“One thing about us: we find our survival through food, so to be able to go out and get our own ingredients was big,” says Visoth Tarak Ouk, aka Chef T, the executive chef at Federal Bar in Long Beach, who moved to the city as a baby and remembers Cambodia Town’s early days. Today, Long Beach is home to the largest population of Cambodians anywhere in the United States.
In the early 1980s, neighborhood markets where uncommon spices and tropical fruits could be purchased for home cooking began to spring up. Then came restaurants like Phnom Penh Noodle (1985) and gilded nightclubs like New Paradise (now Legend Seafood) that doubled as community centers. They’re where immigrants who came from the Killing Fields could show off their new clothes and cars while eating opulent seafood dinners and dancing under sequin-studded karaoke singers.
In the span of a few decades, the once-Latino-dominant Anaheim Street became the heart of not just Long Beach’s Cambodian community, but America’s. Today, Long Beach as a whole has become a destination for homesick Cambodians seeking flavors of home, and for Westerners eager to dine on Khmer food for the first (or millionth) time.
If you ever need a reminder of the complex, otherworldly flavors that define Cambodian cooking, drive down to Long Beach and order a plate of amok trey from Cambodia Town Food and Music, the restaurant formerly known as Sophy’s, on Pacific Coast Highway. The dish — a spice-rubbed whitefish steamed in coconut milk curry until it achieves a souffle consistency — is a Cambodian specialty that offers a quick tour through the tangy, fishy, spicy, herbal wonderland that define the cuisine in this Southeast Asian country. It’s a flavor profile particular to the country’s signature spice blend kreung, a combination of lemongrass, turmeric, galangal, makrut lime leaves, and more.
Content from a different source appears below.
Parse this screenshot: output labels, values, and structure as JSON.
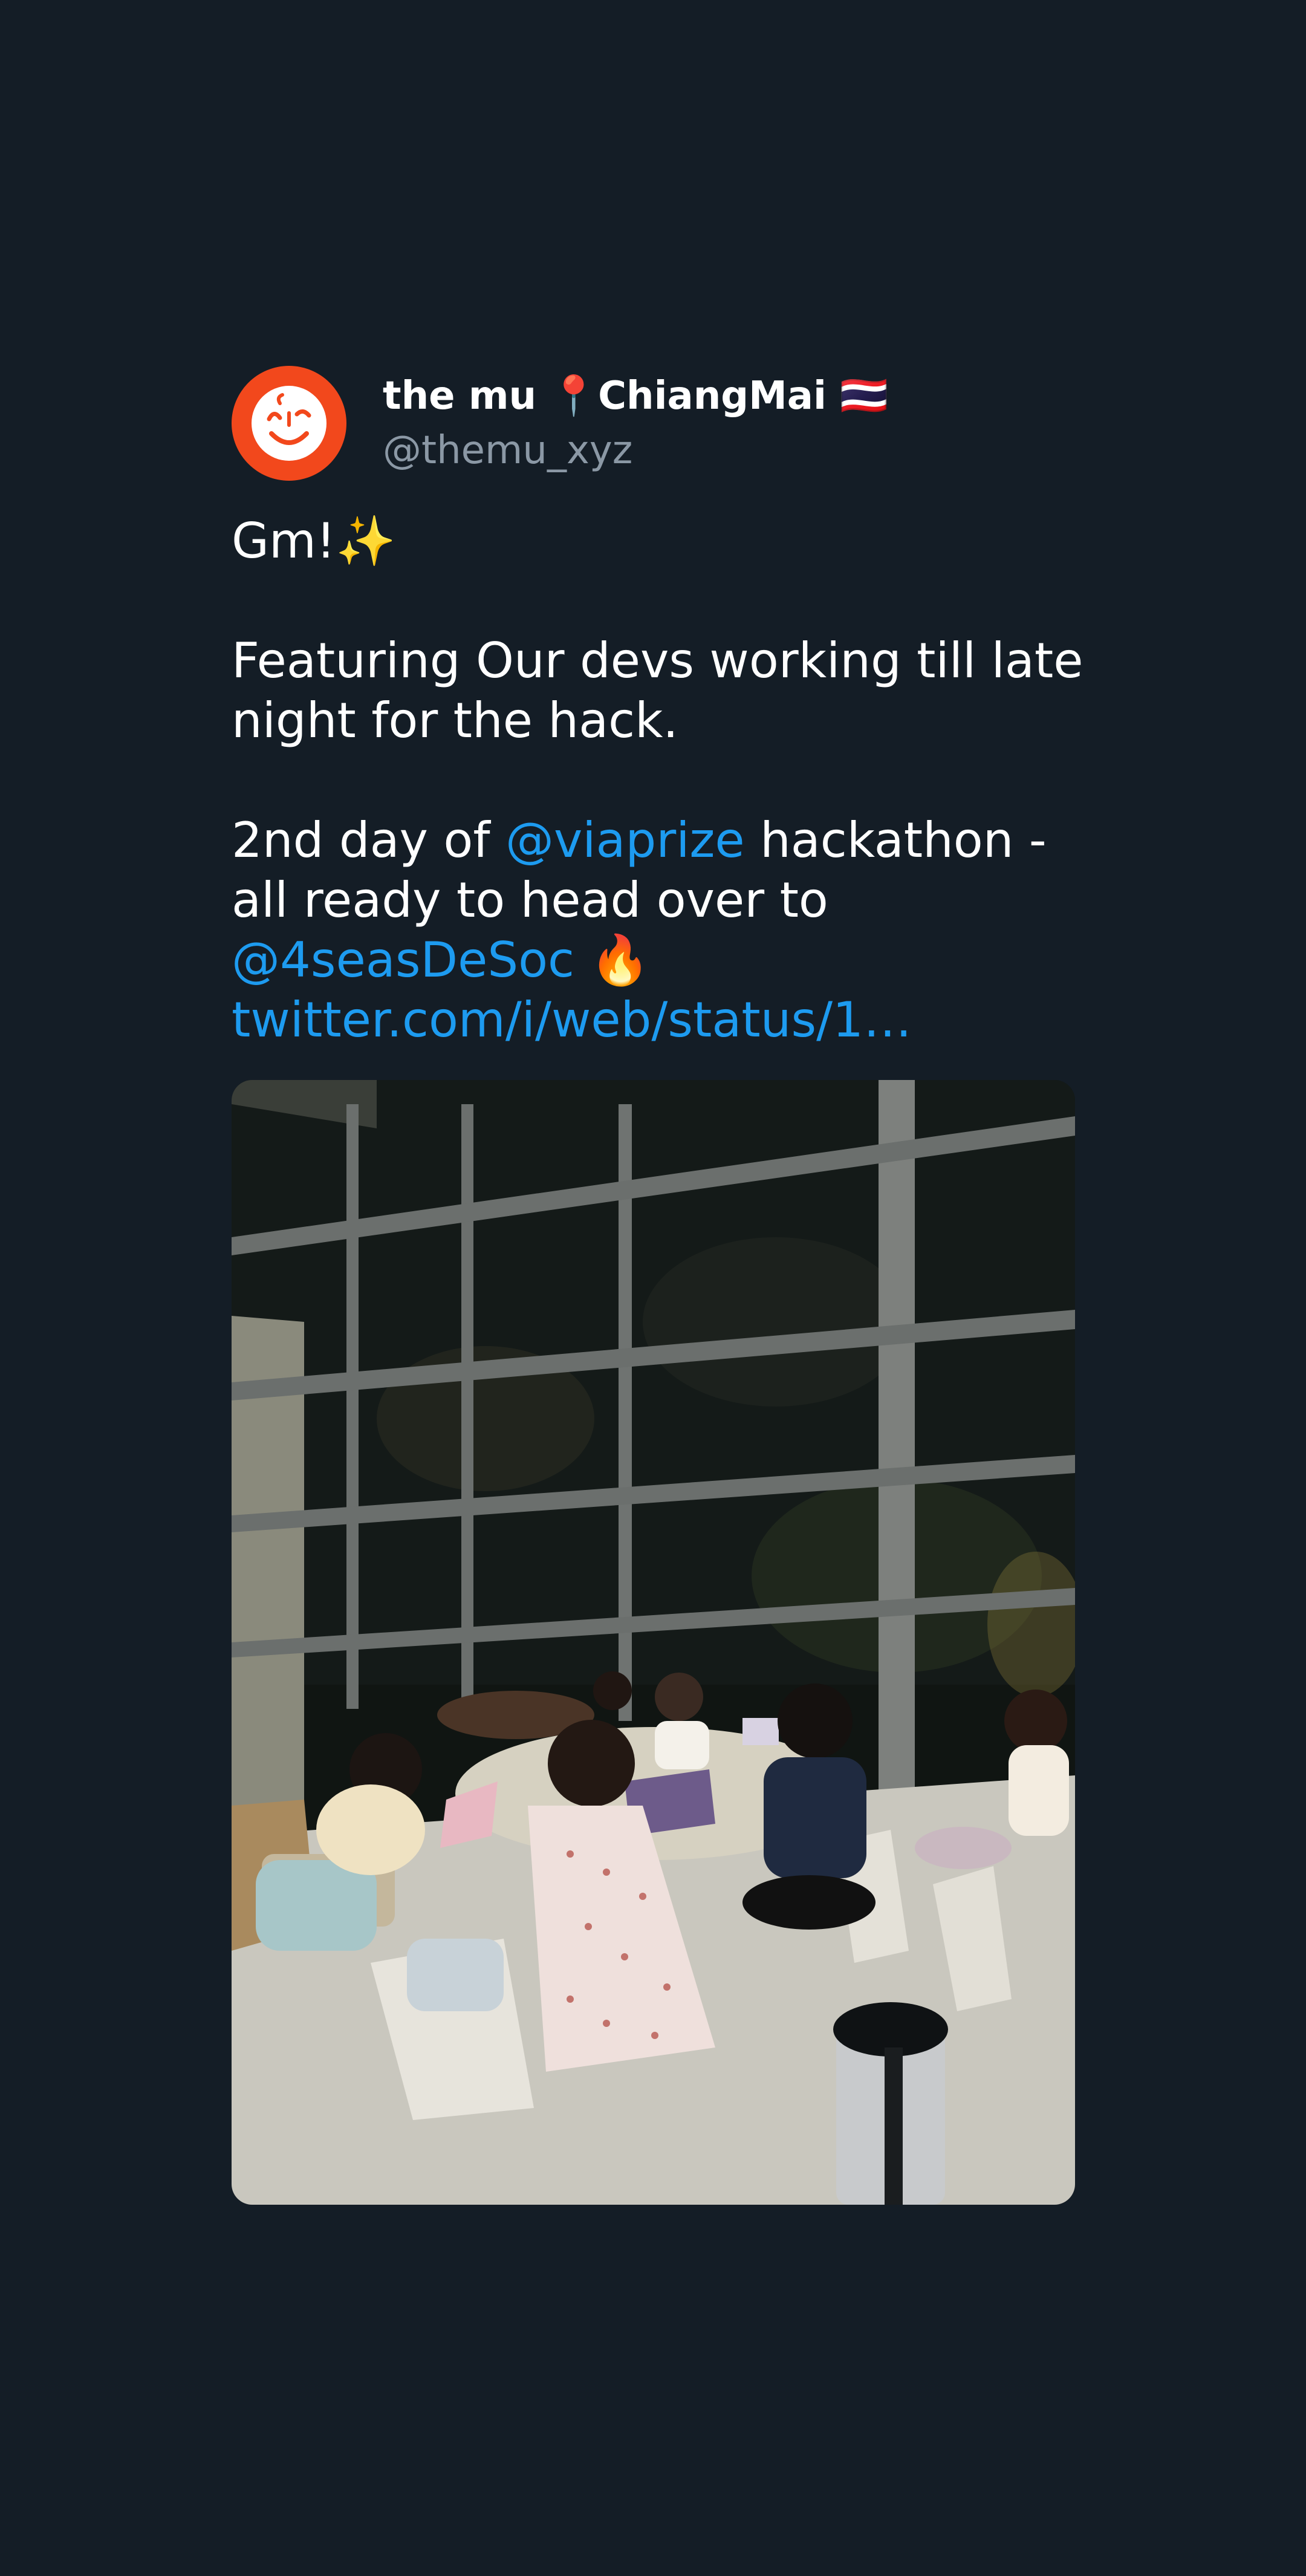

Down the street, you can dig even deeper into the labor-intensive meals of Khmer cuisine at Phnom Penh Noodle Shack, a tiny breakfast and lunch spot specializing in what is essentially Cambodia’s pho: a pork and beef noodle soup called kuy teav. The bone-filled broth takes hours to make and when it’s done, it’s loaded with offal and dropped otherwise plain, so you can load it up with a buffet of tableside condiments like fish sauce, fermented red beans, and vinegar-soaked chiles.